Is my right hon. Friend aware that a movement has erupted in Manchester composed of all parties—Labour, Conservative and alliance—against a 20 per cent. increase in the rates and the mortgaging of their future, and that this petition is a cry for help from the people of Manchester to the people outside it? Will she find time today to give it her support?
I hope, with my hon. Friend, that people will remember when they vote on Thursday that Labour authorities mean high rates, which mean fewer jobs and a great penalty on domestic rates.
Can the Prime Minister explain why a nurse sharing a room in Westminster will have to pay the same amount of poll tax as a millionaire living in Park Lane, and why my constituents will have to find an additional £60 a year in Wigan while she will save £37 per week when she retires to Dulwich?
Will my right hon. Friend confirm that no strict criteria are laid down—financial or otherwise—for the closure of such schools and that the decision to close schools will be determined entirely on the ground of whether they are educationally satisfactory?
Is my right hon. Friend aware that next week, for the first time, no fewer than 200 licensed conveyancers will take up their jobs? Is that not first-class news for home buyers and all those on the domestic front? Does my right hon. Friend agree that the Government are to be congratulated on giving this opportunity to buyers in what was formerly a very restricted market?
Yes. The powers in the Administration of Justice Act 1985 on licensed conveyancers come into effect on 11 May. Those powers will be generally welcomed by all house buyers and by both sides of the House. They will introduce more competition into conveyancing and that competition is already helping to reduce costs and secure better value for money.
Will my right hon.
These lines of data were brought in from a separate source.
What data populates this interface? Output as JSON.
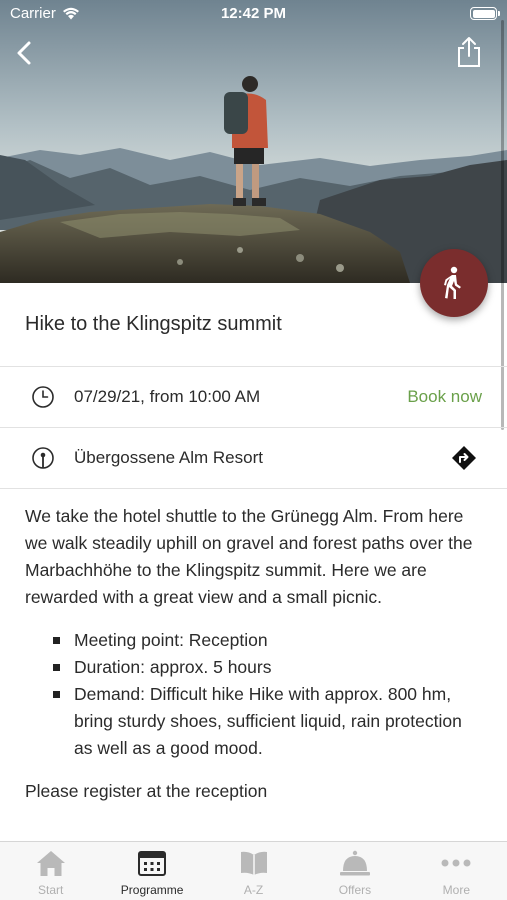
{
  "status_bar": {
    "carrier": "Carrier",
    "time": "12:42 PM"
  },
  "nav": {
    "back_icon": "chevron-left-icon",
    "share_icon": "share-icon"
  },
  "fab": {
    "icon": "hiker-icon",
    "color": "#7a2d2d"
  },
  "event": {
    "title": "Hike to the Klingspitz summit",
    "date_time": "07/29/21, from 10:00 AM",
    "book_label": "Book now",
    "location": "Übergossene Alm Resort",
    "description": "We take the hotel shuttle to the Grünegg Alm. From here we walk steadily uphill on gravel and forest paths over the Marbachhöhe to the Klingspitz summit. Here we are rewarded with a great view and a small picnic.",
    "bullets": [
      "Meeting point: Reception",
      "Duration: approx. 5 hours",
      "Demand: Difficult hike Hike with approx. 800 hm, bring sturdy shoes, sufficient liquid, rain protection as well as a good mood."
    ],
    "footer_note": "Please register at the reception"
  },
  "tabs": [
    {
      "label": "Start",
      "icon": "house-icon",
      "active": false
    },
    {
      "label": "Programme",
      "icon": "calendar-icon",
      "active": true
    },
    {
      "label": "A-Z",
      "icon": "book-icon",
      "active": false
    },
    {
      "label": "Offers",
      "icon": "bell-icon",
      "active": false
    },
    {
      "label": "More",
      "icon": "more-dots-icon",
      "active": false
    }
  ],
  "colors": {
    "accent_green": "#6aa04a",
    "fab_red": "#7a2d2d",
    "text": "#2b2b2b"
  }
}
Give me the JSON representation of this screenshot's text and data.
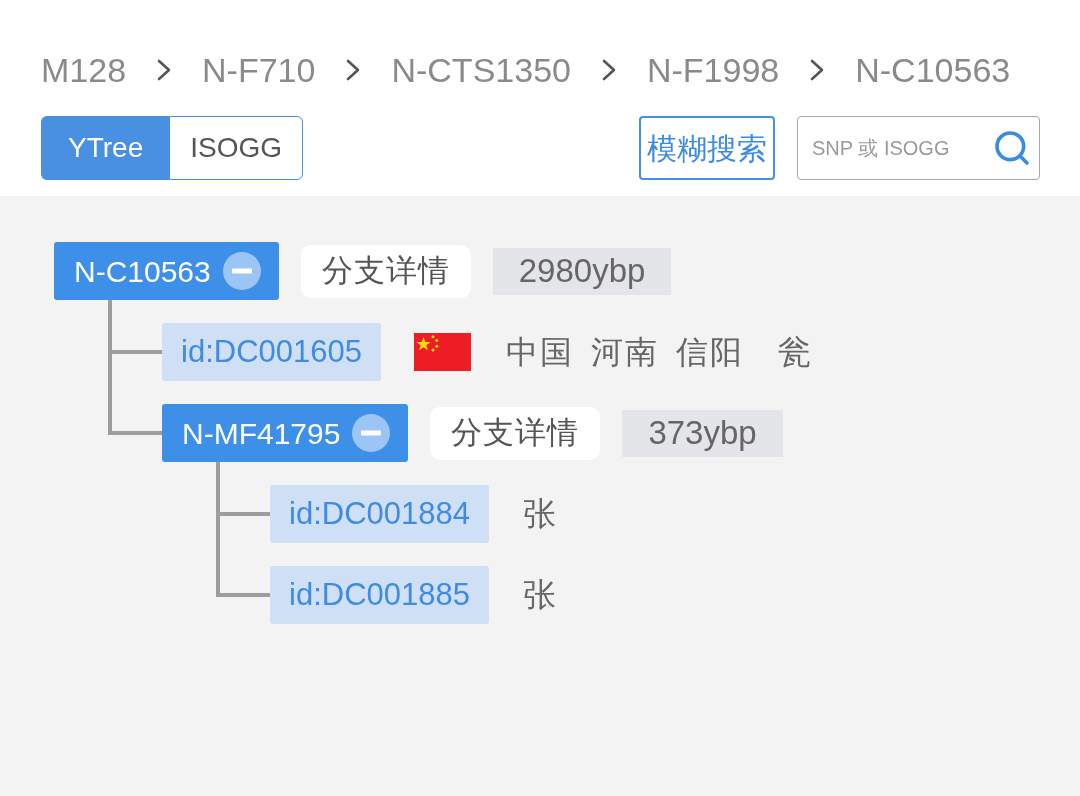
{
  "breadcrumb": {
    "items": [
      "M128",
      "N-F710",
      "N-CTS1350",
      "N-F1998",
      "N-C10563"
    ]
  },
  "tree_source_tabs": [
    {
      "label": "YTree",
      "selected": true
    },
    {
      "label": "ISOGG",
      "selected": false
    }
  ],
  "fuzzy_search_button": {
    "label": "模糊搜索"
  },
  "search": {
    "placeholder": "SNP 或 ISOGG"
  },
  "tree": [
    {
      "kind": "branch",
      "label": "N-C10563",
      "expanded": true,
      "details_button": "分支详情",
      "age": "2980ybp",
      "children": [
        {
          "kind": "sample",
          "label": "id:DC001605",
          "location": "中国 河南 信阳",
          "surname": "瓮"
        },
        {
          "kind": "branch",
          "label": "N-MF41795",
          "expanded": true,
          "details_button": "分支详情",
          "age": "373ybp",
          "children": [
            {
              "kind": "sample",
              "label": "id:DC001884",
              "surname": "张"
            },
            {
              "kind": "sample",
              "label": "id:DC001885",
              "surname": "张"
            }
          ]
        }
      ]
    }
  ]
}
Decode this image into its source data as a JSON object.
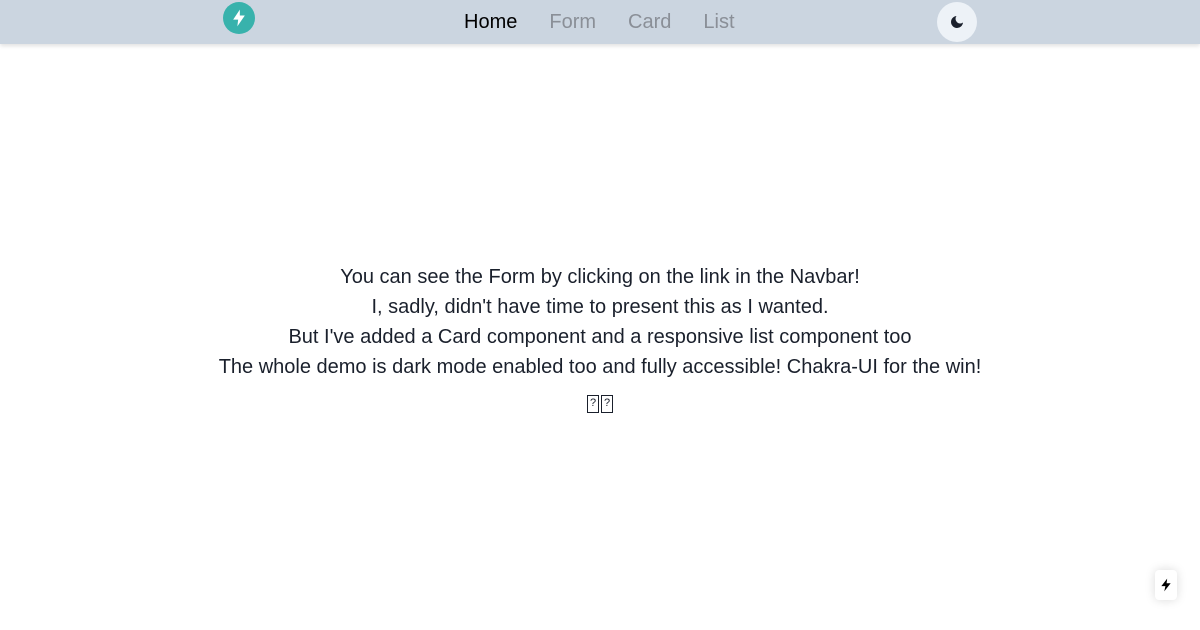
{
  "navbar": {
    "logo_icon": "lightning-bolt-icon",
    "links": [
      {
        "label": "Home",
        "active": true
      },
      {
        "label": "Form",
        "active": false
      },
      {
        "label": "Card",
        "active": false
      },
      {
        "label": "List",
        "active": false
      }
    ],
    "theme_toggle_icon": "moon-icon"
  },
  "main": {
    "lines": [
      "You can see the Form by clicking on the link in the Navbar!",
      "I, sadly, didn't have time to present this as I wanted.",
      "But I've added a Card component and a responsive list component too",
      "The whole demo is dark mode enabled too and fully accessible! Chakra-UI for the win!"
    ],
    "emoji_glyphs": [
      "?",
      "?"
    ]
  },
  "corner_indicator_icon": "lightning-bolt-icon",
  "colors": {
    "navbar_bg": "#cbd5e0",
    "logo_bg": "#38b2ac",
    "active_link": "#000000",
    "inactive_link": "#8a8f97",
    "toggle_bg": "#edf2f7"
  }
}
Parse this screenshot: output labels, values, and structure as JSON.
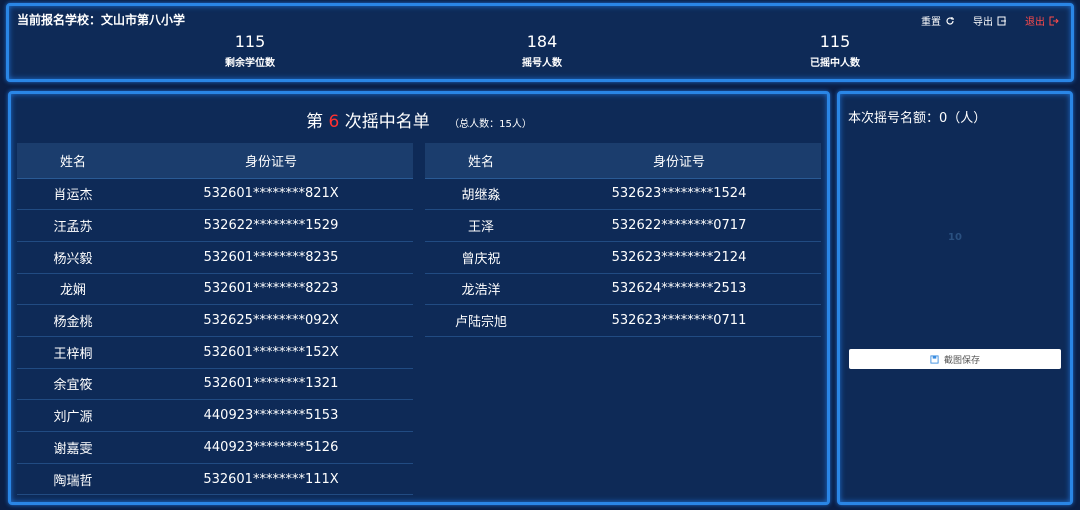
{
  "header": {
    "school_label": "当前报名学校：文山市第八小学",
    "actions": {
      "reset": "重置",
      "export": "导出",
      "logout": "退出"
    },
    "stats": [
      {
        "value": "115",
        "label": "剩余学位数"
      },
      {
        "value": "184",
        "label": "摇号人数"
      },
      {
        "value": "115",
        "label": "已摇中人数"
      }
    ]
  },
  "list": {
    "title_prefix": "第",
    "round": "6",
    "title_suffix": "次摇中名单",
    "total": "（总人数：15人）",
    "col_name": "姓名",
    "col_id": "身份证号",
    "table1": [
      {
        "name": "肖运杰",
        "id": "532601********821X"
      },
      {
        "name": "汪孟苏",
        "id": "532622********1529"
      },
      {
        "name": "杨兴毅",
        "id": "532601********8235"
      },
      {
        "name": "龙娴",
        "id": "532601********8223"
      },
      {
        "name": "杨金桃",
        "id": "532625********092X"
      },
      {
        "name": "王梓桐",
        "id": "532601********152X"
      },
      {
        "name": "余宜筱",
        "id": "532601********1321"
      },
      {
        "name": "刘广源",
        "id": "440923********5153"
      },
      {
        "name": "谢嘉雯",
        "id": "440923********5126"
      },
      {
        "name": "陶瑞哲",
        "id": "532601********111X"
      }
    ],
    "table2": [
      {
        "name": "胡继淼",
        "id": "532623********1524"
      },
      {
        "name": "王泽",
        "id": "532622********0717"
      },
      {
        "name": "曾庆祝",
        "id": "532623********2124"
      },
      {
        "name": "龙浩洋",
        "id": "532624********2513"
      },
      {
        "name": "卢陆宗旭",
        "id": "532623********0711"
      }
    ]
  },
  "side": {
    "quota_label": "本次摇号名额：0（人）",
    "placeholder": "10",
    "save_label": "截图保存"
  },
  "colors": {
    "accent_border": "#2a86e6",
    "panel_bg": "#0e2a57",
    "round_highlight": "#ff3030",
    "logout": "#ff4a4a"
  }
}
Friend have time today to fit in a message of congratulations for the six newly elected Conservative councillors returned on Thursday with an increased share of the poll, and in particular for the victor in Devon, who succeeded with a 22 per cent. swing from the alliance to the Conservatives?
Is my right hon. Friend aware that most parents are appalled by the promotion of gay rights or lesbian rights, so-called peace studies in our schools and some of the more dangerous loony Left policies in places such as Brent? Is not the Government's suggestion that schools should be given more independence the only way to keep people such as Mr. Lawrence Norcross of Highbury Grove in place and in good heart? Should not those rights be given sooner rather than later?
Mr. Norcross was a highly respected and regarded head teacher who gave the children in his care an excellent education. The fact of, and the reasons for, his retirement will cause concern in the minds of many parents and underline the wisdom of Conservative policy to give more powers to head teachers and parents over the future of their schools.
Does the Prime Minister accept that over the years artists have done significantly more for the well-being of nations than have politicians? Will she try to be a little more understanding about the problems of the arts, and especially those of Kent Opera?
This Government have increased, in real terms, the budget given to the arts, because we have great respect for the services that they provide and for the way in which they enrich the life of the nation. However, I do not entirely accept the hon. Gentleman's initial premise.